The answer must be a single number: the count of lines in the data below that hold the word "handle".

Top of Dataset extract

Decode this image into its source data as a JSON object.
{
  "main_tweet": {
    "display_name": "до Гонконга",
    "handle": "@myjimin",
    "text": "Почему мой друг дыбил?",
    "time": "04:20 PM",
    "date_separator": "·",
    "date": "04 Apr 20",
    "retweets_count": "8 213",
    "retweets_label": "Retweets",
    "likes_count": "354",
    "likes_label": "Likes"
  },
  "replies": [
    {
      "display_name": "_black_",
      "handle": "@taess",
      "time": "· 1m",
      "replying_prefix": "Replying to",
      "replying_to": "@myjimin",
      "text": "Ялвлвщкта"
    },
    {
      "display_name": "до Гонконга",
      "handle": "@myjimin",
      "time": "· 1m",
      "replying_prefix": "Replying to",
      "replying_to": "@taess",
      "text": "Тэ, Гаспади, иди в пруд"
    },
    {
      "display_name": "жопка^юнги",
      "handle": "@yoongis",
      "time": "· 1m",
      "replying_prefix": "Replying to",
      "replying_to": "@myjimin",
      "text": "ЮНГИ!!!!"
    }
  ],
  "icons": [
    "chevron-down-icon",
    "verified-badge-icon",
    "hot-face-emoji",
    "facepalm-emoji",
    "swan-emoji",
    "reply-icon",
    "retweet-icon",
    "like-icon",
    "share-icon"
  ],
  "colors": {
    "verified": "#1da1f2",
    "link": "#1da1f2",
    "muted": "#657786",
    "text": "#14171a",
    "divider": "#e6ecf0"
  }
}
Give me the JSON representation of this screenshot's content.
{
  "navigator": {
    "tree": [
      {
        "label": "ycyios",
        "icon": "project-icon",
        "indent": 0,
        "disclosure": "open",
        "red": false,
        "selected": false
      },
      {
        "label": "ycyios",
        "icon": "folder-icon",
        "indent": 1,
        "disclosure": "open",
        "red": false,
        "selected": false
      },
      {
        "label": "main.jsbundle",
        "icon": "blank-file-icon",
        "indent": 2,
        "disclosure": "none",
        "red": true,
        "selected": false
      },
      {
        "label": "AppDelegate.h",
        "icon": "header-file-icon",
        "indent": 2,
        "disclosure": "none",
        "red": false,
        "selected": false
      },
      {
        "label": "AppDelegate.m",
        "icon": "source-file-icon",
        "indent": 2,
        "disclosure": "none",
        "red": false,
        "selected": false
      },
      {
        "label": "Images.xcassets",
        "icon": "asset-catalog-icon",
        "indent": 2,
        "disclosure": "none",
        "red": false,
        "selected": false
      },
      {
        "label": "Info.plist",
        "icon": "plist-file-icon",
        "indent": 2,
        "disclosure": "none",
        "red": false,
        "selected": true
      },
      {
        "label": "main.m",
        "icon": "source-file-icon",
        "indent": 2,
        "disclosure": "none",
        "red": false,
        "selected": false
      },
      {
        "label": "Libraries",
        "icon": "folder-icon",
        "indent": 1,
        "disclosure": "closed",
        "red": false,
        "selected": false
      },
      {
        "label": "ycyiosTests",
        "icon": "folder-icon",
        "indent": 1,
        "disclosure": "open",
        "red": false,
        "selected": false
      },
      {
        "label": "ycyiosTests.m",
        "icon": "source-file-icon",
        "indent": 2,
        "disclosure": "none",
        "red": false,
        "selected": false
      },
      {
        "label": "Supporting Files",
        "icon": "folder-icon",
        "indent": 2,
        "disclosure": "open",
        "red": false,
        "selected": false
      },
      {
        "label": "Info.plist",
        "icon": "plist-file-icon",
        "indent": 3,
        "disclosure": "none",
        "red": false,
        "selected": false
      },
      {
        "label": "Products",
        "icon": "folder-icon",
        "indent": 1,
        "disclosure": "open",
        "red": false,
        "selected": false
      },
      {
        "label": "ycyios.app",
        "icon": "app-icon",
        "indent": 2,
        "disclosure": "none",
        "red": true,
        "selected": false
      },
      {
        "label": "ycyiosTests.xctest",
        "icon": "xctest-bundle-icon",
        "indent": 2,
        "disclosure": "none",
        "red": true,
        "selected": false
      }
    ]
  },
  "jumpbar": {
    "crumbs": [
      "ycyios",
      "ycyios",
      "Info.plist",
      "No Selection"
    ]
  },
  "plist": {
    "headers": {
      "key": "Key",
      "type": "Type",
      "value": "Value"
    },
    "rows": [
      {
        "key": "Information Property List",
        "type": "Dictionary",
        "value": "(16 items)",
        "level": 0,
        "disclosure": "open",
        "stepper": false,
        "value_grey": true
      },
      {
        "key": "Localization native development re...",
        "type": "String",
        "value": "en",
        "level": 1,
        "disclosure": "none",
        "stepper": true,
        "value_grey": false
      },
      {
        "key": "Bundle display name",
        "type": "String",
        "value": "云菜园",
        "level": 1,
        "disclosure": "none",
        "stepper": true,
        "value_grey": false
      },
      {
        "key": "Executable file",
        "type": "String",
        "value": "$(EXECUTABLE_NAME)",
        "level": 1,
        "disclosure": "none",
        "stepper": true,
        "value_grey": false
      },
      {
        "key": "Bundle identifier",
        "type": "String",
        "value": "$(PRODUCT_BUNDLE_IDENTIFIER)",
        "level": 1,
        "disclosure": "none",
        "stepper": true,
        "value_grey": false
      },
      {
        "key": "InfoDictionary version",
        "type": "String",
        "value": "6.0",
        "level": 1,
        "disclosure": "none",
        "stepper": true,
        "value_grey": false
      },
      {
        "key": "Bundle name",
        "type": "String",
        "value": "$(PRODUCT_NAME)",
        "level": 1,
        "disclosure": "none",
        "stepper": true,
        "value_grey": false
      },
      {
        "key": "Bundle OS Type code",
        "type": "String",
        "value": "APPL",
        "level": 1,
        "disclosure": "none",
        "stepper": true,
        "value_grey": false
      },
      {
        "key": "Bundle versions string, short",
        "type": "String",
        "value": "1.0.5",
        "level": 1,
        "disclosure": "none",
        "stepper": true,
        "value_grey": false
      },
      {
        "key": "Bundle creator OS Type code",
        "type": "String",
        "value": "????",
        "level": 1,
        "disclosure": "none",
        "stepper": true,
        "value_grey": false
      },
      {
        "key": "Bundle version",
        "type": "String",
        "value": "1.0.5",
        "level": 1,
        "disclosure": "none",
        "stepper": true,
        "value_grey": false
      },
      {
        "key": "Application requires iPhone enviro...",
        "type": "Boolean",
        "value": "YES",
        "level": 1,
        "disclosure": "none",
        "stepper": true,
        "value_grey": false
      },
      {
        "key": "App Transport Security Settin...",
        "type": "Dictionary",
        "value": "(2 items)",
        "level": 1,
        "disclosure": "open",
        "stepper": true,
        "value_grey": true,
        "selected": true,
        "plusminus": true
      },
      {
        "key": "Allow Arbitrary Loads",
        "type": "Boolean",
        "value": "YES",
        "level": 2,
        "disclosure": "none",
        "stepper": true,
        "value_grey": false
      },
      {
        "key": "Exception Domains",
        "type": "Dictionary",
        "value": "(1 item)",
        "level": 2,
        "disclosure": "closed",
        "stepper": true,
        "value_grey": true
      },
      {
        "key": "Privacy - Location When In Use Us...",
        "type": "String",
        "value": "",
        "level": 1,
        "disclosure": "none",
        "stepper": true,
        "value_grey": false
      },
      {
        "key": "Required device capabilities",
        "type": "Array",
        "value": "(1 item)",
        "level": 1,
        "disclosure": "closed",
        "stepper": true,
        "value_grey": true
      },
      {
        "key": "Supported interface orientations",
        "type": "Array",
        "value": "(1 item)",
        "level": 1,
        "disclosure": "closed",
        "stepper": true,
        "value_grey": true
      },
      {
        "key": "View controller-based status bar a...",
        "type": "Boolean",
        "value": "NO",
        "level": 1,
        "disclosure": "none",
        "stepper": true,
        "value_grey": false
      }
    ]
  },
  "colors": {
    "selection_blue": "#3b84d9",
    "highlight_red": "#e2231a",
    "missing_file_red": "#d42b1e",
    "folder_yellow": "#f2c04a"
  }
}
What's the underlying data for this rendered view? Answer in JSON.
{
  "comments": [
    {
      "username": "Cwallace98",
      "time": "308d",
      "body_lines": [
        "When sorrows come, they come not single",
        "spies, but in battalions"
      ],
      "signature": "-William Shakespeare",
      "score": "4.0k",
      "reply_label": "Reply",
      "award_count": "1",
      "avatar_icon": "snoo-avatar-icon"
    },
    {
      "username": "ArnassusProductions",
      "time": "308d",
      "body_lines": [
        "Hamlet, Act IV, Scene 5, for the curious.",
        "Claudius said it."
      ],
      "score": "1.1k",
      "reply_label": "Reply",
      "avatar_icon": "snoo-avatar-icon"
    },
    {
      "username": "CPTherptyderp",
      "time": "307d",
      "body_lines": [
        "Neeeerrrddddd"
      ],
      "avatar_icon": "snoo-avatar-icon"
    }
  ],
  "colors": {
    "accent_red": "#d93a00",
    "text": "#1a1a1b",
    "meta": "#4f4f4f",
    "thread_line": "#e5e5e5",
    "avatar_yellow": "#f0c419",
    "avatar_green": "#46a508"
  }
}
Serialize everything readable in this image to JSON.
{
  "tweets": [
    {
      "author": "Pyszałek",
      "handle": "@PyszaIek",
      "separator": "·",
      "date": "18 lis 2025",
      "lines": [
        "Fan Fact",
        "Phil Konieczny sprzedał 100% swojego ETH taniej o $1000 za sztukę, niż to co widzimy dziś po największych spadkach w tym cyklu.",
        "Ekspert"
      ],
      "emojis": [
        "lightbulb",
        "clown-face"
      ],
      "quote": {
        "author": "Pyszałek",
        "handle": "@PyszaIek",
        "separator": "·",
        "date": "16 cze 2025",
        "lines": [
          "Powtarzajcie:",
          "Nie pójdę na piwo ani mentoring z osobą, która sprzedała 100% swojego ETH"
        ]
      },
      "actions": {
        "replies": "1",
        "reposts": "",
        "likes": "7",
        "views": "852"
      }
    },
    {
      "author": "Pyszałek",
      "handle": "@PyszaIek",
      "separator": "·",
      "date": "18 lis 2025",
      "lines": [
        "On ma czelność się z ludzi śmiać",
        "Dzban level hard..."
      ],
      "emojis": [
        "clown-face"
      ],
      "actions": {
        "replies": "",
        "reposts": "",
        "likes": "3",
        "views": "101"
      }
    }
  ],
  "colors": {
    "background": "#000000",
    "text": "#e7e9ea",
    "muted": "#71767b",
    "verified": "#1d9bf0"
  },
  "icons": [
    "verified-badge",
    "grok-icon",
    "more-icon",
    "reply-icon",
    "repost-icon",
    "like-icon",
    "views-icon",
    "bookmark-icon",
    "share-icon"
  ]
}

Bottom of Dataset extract

Task response = 7